    In the teens and 1920's one of the best jobs a young woman could get involved an exciting and new substance called Radium. Radium was a sparkling and glowing new wonder that was used in watches, clocks, weapons, and makeup. According to the companies that used it, Radium was completely harmless. They were lying and more importantly they knew it was deadly and worked for 40 years to cover it up. The Radium Girls is a horrifying and disturbing read...
  • ☮Karen
    I listened to this on audio, with speed turned up as the narrator was one of those slow talkers, and it's a long book! It's a good book too, very good story, heartbreaking, in fact. Teenage girls mostly, going to work in the factories during WWI and afterwards, painting radium on military dials and watches. Not much was known about radium at the time; some suspected it might be dangerous but there were also those who thought it a miracle cure-all...
  • Vivian
    Death sentences for corporate greed. I remember an old Westclox in the house when I was young. I was amazed at how the numerals glowed at night, how beautiful they were. It seemed like magic. Radioactivity is kind of magical and deadly.In the admirable process of humanizing the tragedy, the reader proceeds down the path the majority of the dial painters' lives took as their health mysteriously began to fail. Young, vibrant women who were suddenly...
  • Marialyce

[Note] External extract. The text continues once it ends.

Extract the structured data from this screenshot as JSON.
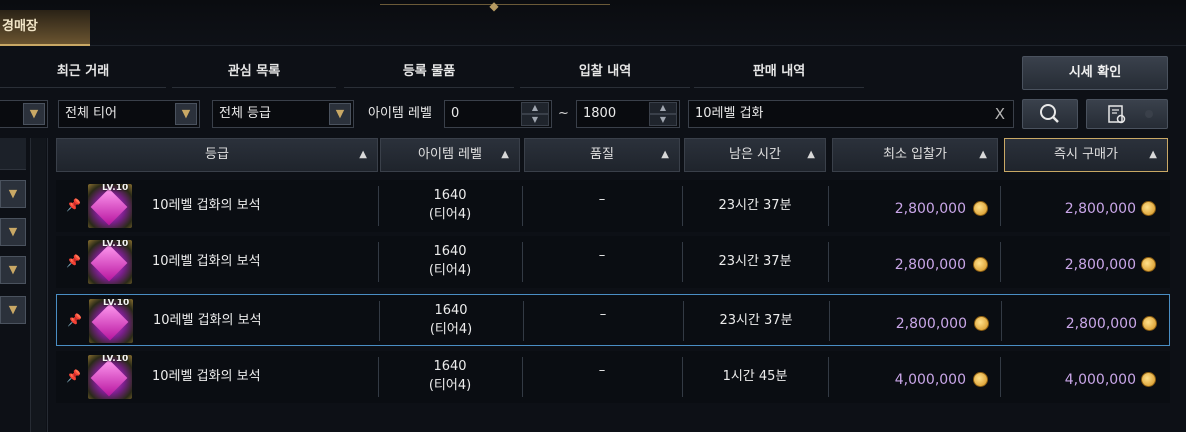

    This book made me cry. It made me cry for the girls who were so brave, so sick, and so dedicated to one another so that the truth would be known. It made me cry for the greed that men, doctors and lawyers showed for these girls to let them suffer so while knowing the dangers of the substance they were working with. It made me cry to think of parents deprived of their daughters, children deprived of their mothers, and husbands deprived of their wi...
  • Mrs. Europaea

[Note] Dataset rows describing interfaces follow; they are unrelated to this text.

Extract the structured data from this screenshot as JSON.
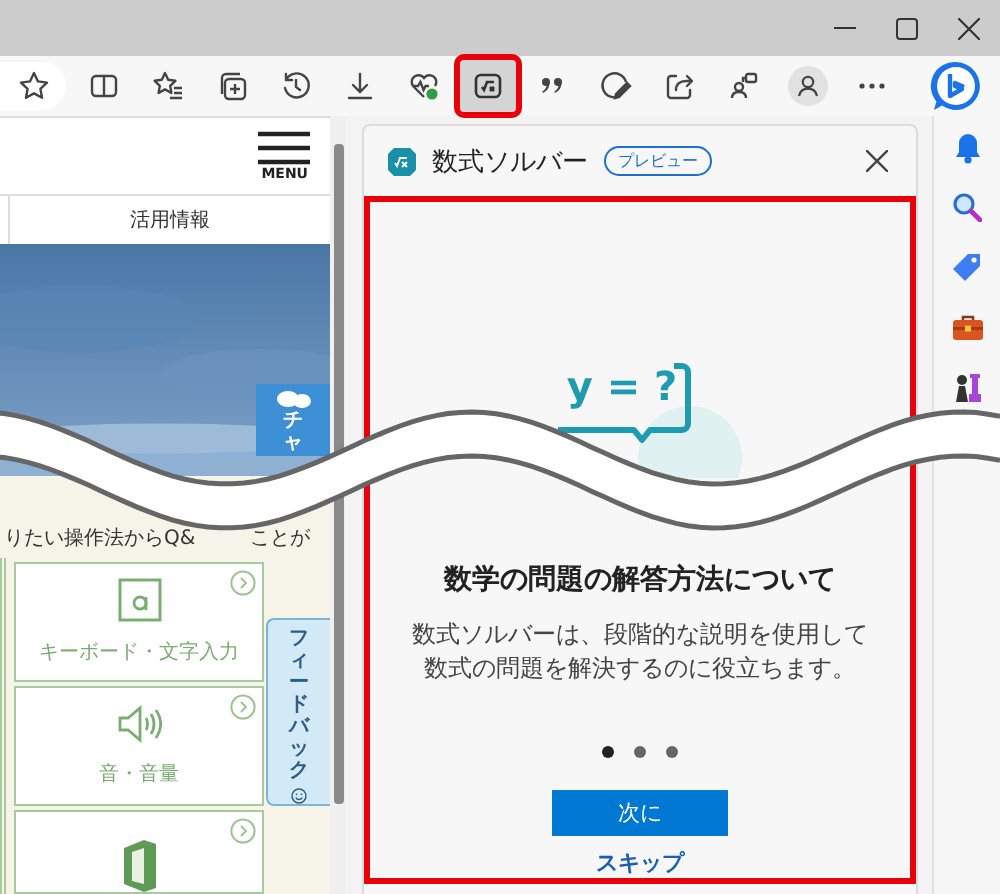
{
  "toolbar": {
    "items": [
      {
        "kind": "star",
        "selected": false
      },
      {
        "kind": "split",
        "selected": false
      },
      {
        "kind": "favorites",
        "selected": false
      },
      {
        "kind": "collections",
        "selected": false
      },
      {
        "kind": "history",
        "selected": false
      },
      {
        "kind": "download",
        "selected": false
      },
      {
        "kind": "health",
        "selected": false
      },
      {
        "kind": "math",
        "selected": true
      },
      {
        "kind": "quote",
        "selected": false
      },
      {
        "kind": "draw",
        "selected": false
      },
      {
        "kind": "share",
        "selected": false
      },
      {
        "kind": "workspaces",
        "selected": false
      },
      {
        "kind": "profile",
        "selected": false
      },
      {
        "kind": "more",
        "selected": false
      }
    ]
  },
  "page": {
    "menu_label": "MENU",
    "tab": "活用情報",
    "chat_label": "チャ",
    "intro": [
      "りたい操作法からQ&",
      "ことが"
    ],
    "cards": [
      {
        "kind": "keyboard",
        "label": "キーボード・文字入力"
      },
      {
        "kind": "sound",
        "label": "音・音量"
      },
      {
        "kind": "office"
      }
    ],
    "feedback": "フィードバック"
  },
  "panel": {
    "title": "数式ソルバー",
    "badge": "プレビュー",
    "illustration_text": "y = ?",
    "heading": "数学の問題の解答方法について",
    "description": "数式ソルバーは、段階的な説明を使用して数式の問題を解決するのに役立ちます。",
    "dots": [
      {
        "selected": true
      },
      {
        "selected": false
      },
      {
        "selected": false
      }
    ],
    "next_button": "次に",
    "skip_link": "スキップ"
  },
  "sidebar": {
    "items": [
      {
        "kind": "bell"
      },
      {
        "kind": "search"
      },
      {
        "kind": "tag"
      },
      {
        "kind": "toolbox"
      },
      {
        "kind": "games"
      }
    ]
  }
}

    What a way to end Women's History Month. Saddest history lesson ever. If you've never heard of the The Radium Girls, you need to read this book. The Radium Girls is a thorough examination of a rarely heard about piece of history. Moore tells the story of corporate greed and dishonesty, showcasing the injustice done when the businesses refused to protect these hardworking women. It's a very emotional text about a fascinating history, a long fought...
  • ♥ Sandi ❣

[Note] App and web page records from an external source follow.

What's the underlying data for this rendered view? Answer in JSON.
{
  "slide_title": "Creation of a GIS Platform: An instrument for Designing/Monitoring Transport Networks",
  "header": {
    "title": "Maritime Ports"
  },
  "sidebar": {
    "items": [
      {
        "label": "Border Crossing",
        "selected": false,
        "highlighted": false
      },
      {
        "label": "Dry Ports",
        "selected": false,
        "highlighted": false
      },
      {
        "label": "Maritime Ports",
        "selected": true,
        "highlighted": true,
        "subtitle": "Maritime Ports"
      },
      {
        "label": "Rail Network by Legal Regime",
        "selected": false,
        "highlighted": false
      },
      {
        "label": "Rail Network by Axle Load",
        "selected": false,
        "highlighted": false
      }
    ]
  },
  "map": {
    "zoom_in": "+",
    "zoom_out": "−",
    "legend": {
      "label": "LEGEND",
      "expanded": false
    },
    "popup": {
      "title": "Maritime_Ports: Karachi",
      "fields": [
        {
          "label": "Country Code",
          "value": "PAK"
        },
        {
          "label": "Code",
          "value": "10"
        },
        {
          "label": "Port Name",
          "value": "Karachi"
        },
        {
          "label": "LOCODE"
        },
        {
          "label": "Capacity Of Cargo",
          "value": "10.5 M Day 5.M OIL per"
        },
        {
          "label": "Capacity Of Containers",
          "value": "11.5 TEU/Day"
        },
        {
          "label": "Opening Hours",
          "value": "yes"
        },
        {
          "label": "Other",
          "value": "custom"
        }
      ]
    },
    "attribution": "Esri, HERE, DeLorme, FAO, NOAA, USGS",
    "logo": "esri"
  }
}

    4 starsSuch a good, but sad book. The investigation that went into this book is astounding. The author Kate Moore had to have spent every single waking minute on this book. To accumulate the facts and discover the court records and newspaper articles from the early 1900's in both New Jersey and Illinois, the transcripts and family histories, pictures and quotations, the number of documents alone had to have numbered into the thousands. Extremely ...
  • Dorie
    This is the first non fiction book I’ve read in a long time and it is a good one. I had never read anything about the tragedy that consumed a large number of young women working with radium, painting dials on clocks and other instrument panels.In the beginning radium was actually being hailed as a “health wonder” but it was soon discovered by many of the scientists working with radium that it could indeed be very dangerous. The young women ...